Retype the listing below exactly, pictures removed.

RECORDS FOR THE EXERCISE:
※ ※ ※
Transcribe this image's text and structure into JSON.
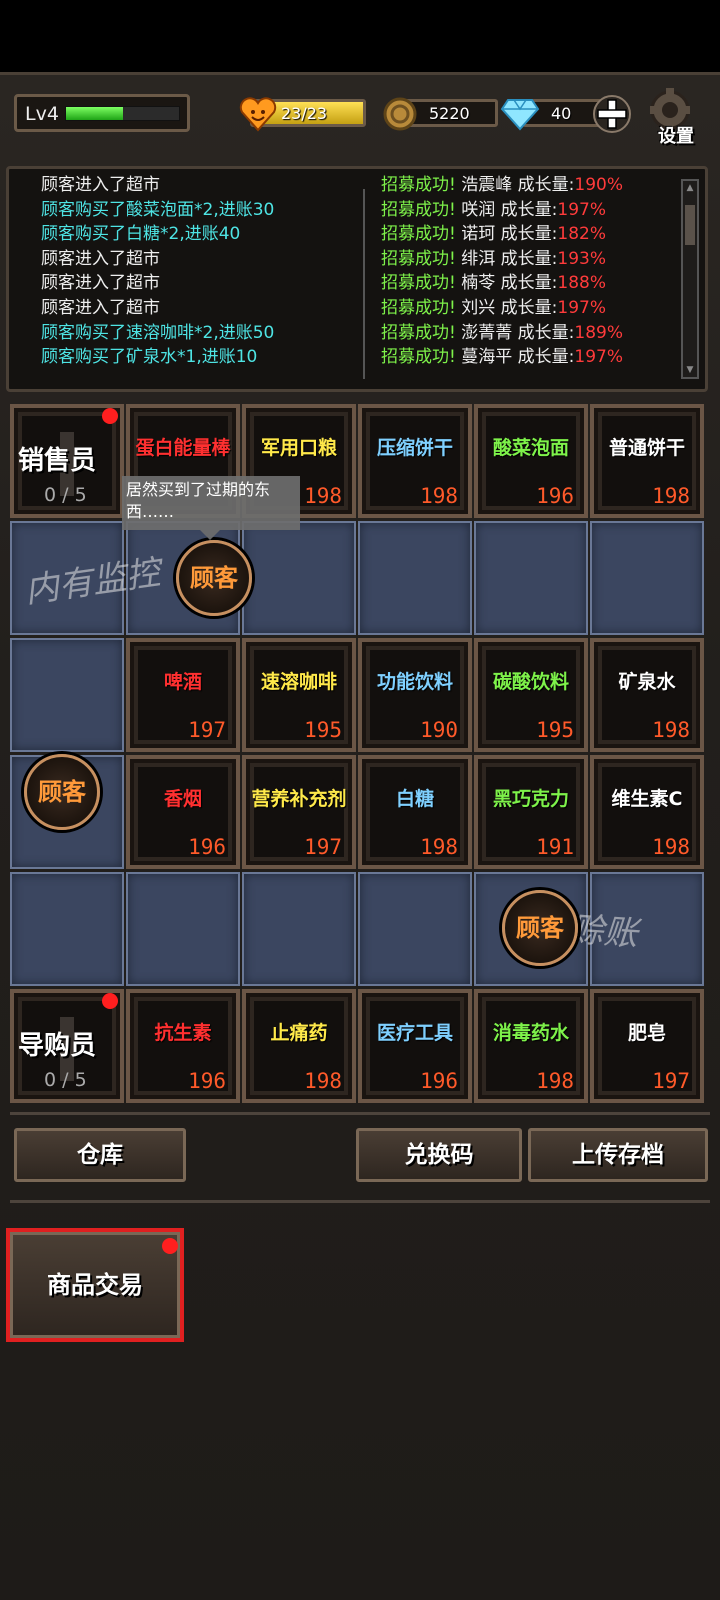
{
  "header": {
    "level": "Lv4",
    "exp_fraction": 0.5,
    "stamina": "23/23",
    "stamina_fraction": 1.0,
    "coins": "5220",
    "gems": "40",
    "settings_label": "设置"
  },
  "log": {
    "left": [
      {
        "text": "顾客进入了超市",
        "color": "white"
      },
      {
        "text": "顾客购买了酸菜泡面*2,进账30",
        "color": "cyan"
      },
      {
        "text": "顾客购买了白糖*2,进账40",
        "color": "cyan"
      },
      {
        "text": "顾客进入了超市",
        "color": "white"
      },
      {
        "text": "顾客进入了超市",
        "color": "white"
      },
      {
        "text": "顾客进入了超市",
        "color": "white"
      },
      {
        "text": "顾客购买了速溶咖啡*2,进账50",
        "color": "cyan"
      },
      {
        "text": "顾客购买了矿泉水*1,进账10",
        "color": "cyan"
      }
    ],
    "right": [
      {
        "prefix": "招募成功!",
        "name": "浩震峰",
        "label": "成长量:",
        "value": "190%"
      },
      {
        "prefix": "招募成功!",
        "name": "咲润",
        "label": "成长量:",
        "value": "197%"
      },
      {
        "prefix": "招募成功!",
        "name": "诺珂",
        "label": "成长量:",
        "value": "182%"
      },
      {
        "prefix": "招募成功!",
        "name": "绯洱",
        "label": "成长量:",
        "value": "193%"
      },
      {
        "prefix": "招募成功!",
        "name": "楠苓",
        "label": "成长量:",
        "value": "188%"
      },
      {
        "prefix": "招募成功!",
        "name": "刘兴",
        "label": "成长量:",
        "value": "197%"
      },
      {
        "prefix": "招募成功!",
        "name": "澎菁菁",
        "label": "成长量:",
        "value": "189%"
      },
      {
        "prefix": "招募成功!",
        "name": "蔓海平",
        "label": "成长量:",
        "value": "197%"
      }
    ]
  },
  "staff": {
    "sales": {
      "title": "销售员",
      "count": "0 / 5"
    },
    "guide": {
      "title": "导购员",
      "count": "0 / 5"
    }
  },
  "shelves": {
    "row1": [
      {
        "name": "蛋白能量棒",
        "stock": "",
        "color": "#ff3030"
      },
      {
        "name": "军用口粮",
        "stock": "198",
        "color": "#ffe94a"
      },
      {
        "name": "压缩饼干",
        "stock": "198",
        "color": "#7fd0ff"
      },
      {
        "name": "酸菜泡面",
        "stock": "196",
        "color": "#7ef24a"
      },
      {
        "name": "普通饼干",
        "stock": "198",
        "color": "#ffffff"
      }
    ],
    "row2": [
      {
        "name": "啤酒",
        "stock": "197",
        "color": "#ff3030"
      },
      {
        "name": "速溶咖啡",
        "stock": "195",
        "color": "#ffe94a"
      },
      {
        "name": "功能饮料",
        "stock": "190",
        "color": "#7fd0ff"
      },
      {
        "name": "碳酸饮料",
        "stock": "195",
        "color": "#7ef24a"
      },
      {
        "name": "矿泉水",
        "stock": "198",
        "color": "#ffffff"
      }
    ],
    "row3": [
      {
        "name": "香烟",
        "stock": "196",
        "color": "#ff3030"
      },
      {
        "name": "营养补充剂",
        "stock": "197",
        "color": "#ffe94a"
      },
      {
        "name": "白糖",
        "stock": "198",
        "color": "#7fd0ff"
      },
      {
        "name": "黑巧克力",
        "stock": "191",
        "color": "#7ef24a"
      },
      {
        "name": "维生素C",
        "stock": "198",
        "color": "#ffffff"
      }
    ],
    "row4": [
      {
        "name": "抗生素",
        "stock": "196",
        "color": "#ff3030"
      },
      {
        "name": "止痛药",
        "stock": "198",
        "color": "#ffe94a"
      },
      {
        "name": "医疗工具",
        "stock": "196",
        "color": "#7fd0ff"
      },
      {
        "name": "消毒药水",
        "stock": "198",
        "color": "#7ef24a"
      },
      {
        "name": "肥皂",
        "stock": "197",
        "color": "#ffffff"
      }
    ]
  },
  "customers": {
    "label": "顾客"
  },
  "graffiti": {
    "text1": "内有监控",
    "text2": "赊账"
  },
  "bubble": {
    "text": "居然买到了过期的东西……"
  },
  "buttons": {
    "warehouse": "仓库",
    "redeem": "兑换码",
    "upload": "上传存档",
    "trade": "商品交易"
  }
}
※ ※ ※
TASK RESULT:
Transcribe this image's text and structure into JSON.
{
  "header": {
    "level": "Lv4",
    "exp_fraction": 0.5,
    "stamina": "23/23",
    "stamina_fraction": 1.0,
    "coins": "5220",
    "gems": "40",
    "settings_label": "设置"
  },
  "log": {
    "left": [
      {
        "text": "顾客进入了超市",
        "color": "white"
      },
      {
        "text": "顾客购买了酸菜泡面*2,进账30",
        "color": "cyan"
      },
      {
        "text": "顾客购买了白糖*2,进账40",
        "color": "cyan"
      },
      {
        "text": "顾客进入了超市",
        "color": "white"
      },
      {
        "text": "顾客进入了超市",
        "color": "white"
      },
      {
        "text": "顾客进入了超市",
        "color": "white"
      },
      {
        "text": "顾客购买了速溶咖啡*2,进账50",
        "color": "cyan"
      },
      {
        "text": "顾客购买了矿泉水*1,进账10",
        "color": "cyan"
      }
    ],
    "right": [
      {
        "prefix": "招募成功!",
        "name": "浩震峰",
        "label": "成长量:",
        "value": "190%"
      },
      {
        "prefix": "招募成功!",
        "name": "咲润",
        "label": "成长量:",
        "value": "197%"
      },
      {
        "prefix": "招募成功!",
        "name": "诺珂",
        "label": "成长量:",
        "value": "182%"
      },
      {
        "prefix": "招募成功!",
        "name": "绯洱",
        "label": "成长量:",
        "value": "193%"
      },
      {
        "prefix": "招募成功!",
        "name": "楠苓",
        "label": "成长量:",
        "value": "188%"
      },
      {
        "prefix": "招募成功!",
        "name": "刘兴",
        "label": "成长量:",
        "value": "197%"
      },
      {
        "prefix": "招募成功!",
        "name": "澎菁菁",
        "label": "成长量:",
        "value": "189%"
      },
      {
        "prefix": "招募成功!",
        "name": "蔓海平",
        "label": "成长量:",
        "value": "197%"
      }
    ]
  },
  "staff": {
    "sales": {
      "title": "销售员",
      "count": "0 / 5"
    },
    "guide": {
      "title": "导购员",
      "count": "0 / 5"
    }
  },
  "shelves": {
    "row1": [
      {
        "name": "蛋白能量棒",
        "stock": "",
        "color": "#ff3030"
      },
      {
        "name": "军用口粮",
        "stock": "198",
        "color": "#ffe94a"
      },
      {
        "name": "压缩饼干",
        "stock": "198",
        "color": "#7fd0ff"
      },
      {
        "name": "酸菜泡面",
        "stock": "196",
        "color": "#7ef24a"
      },
      {
        "name": "普通饼干",
        "stock": "198",
        "color": "#ffffff"
      }
    ],
    "row2": [
      {
        "name": "啤酒",
        "stock": "197",
        "color": "#ff3030"
      },
      {
        "name": "速溶咖啡",
        "stock": "195",
        "color": "#ffe94a"
      },
      {
        "name": "功能饮料",
        "stock": "190",
        "color": "#7fd0ff"
      },
      {
        "name": "碳酸饮料",
        "stock": "195",
        "color": "#7ef24a"
      },
      {
        "name": "矿泉水",
        "stock": "198",
        "color": "#ffffff"
      }
    ],
    "row3": [
      {
        "name": "香烟",
        "stock": "196",
        "color": "#ff3030"
      },
      {
        "name": "营养补充剂",
        "stock": "197",
        "color": "#ffe94a"
      },
      {
        "name": "白糖",
        "stock": "198",
        "color": "#7fd0ff"
      },
      {
        "name": "黑巧克力",
        "stock": "191",
        "color": "#7ef24a"
      },
      {
        "name": "维生素C",
        "stock": "198",
        "color": "#ffffff"
      }
    ],
    "row4": [
      {
        "name": "抗生素",
        "stock": "196",
        "color": "#ff3030"
      },
      {
        "name": "止痛药",
        "stock": "198",
        "color": "#ffe94a"
      },
      {
        "name": "医疗工具",
        "stock": "196",
        "color": "#7fd0ff"
      },
      {
        "name": "消毒药水",
        "stock": "198",
        "color": "#7ef24a"
      },
      {
        "name": "肥皂",
        "stock": "197",
        "color": "#ffffff"
      }
    ]
  },
  "customers": {
    "label": "顾客"
  },
  "graffiti": {
    "text1": "内有监控",
    "text2": "赊账"
  },
  "bubble": {
    "text": "居然买到了过期的东西……"
  },
  "buttons": {
    "warehouse": "仓库",
    "redeem": "兑换码",
    "upload": "上传存档",
    "trade": "商品交易"
  }
}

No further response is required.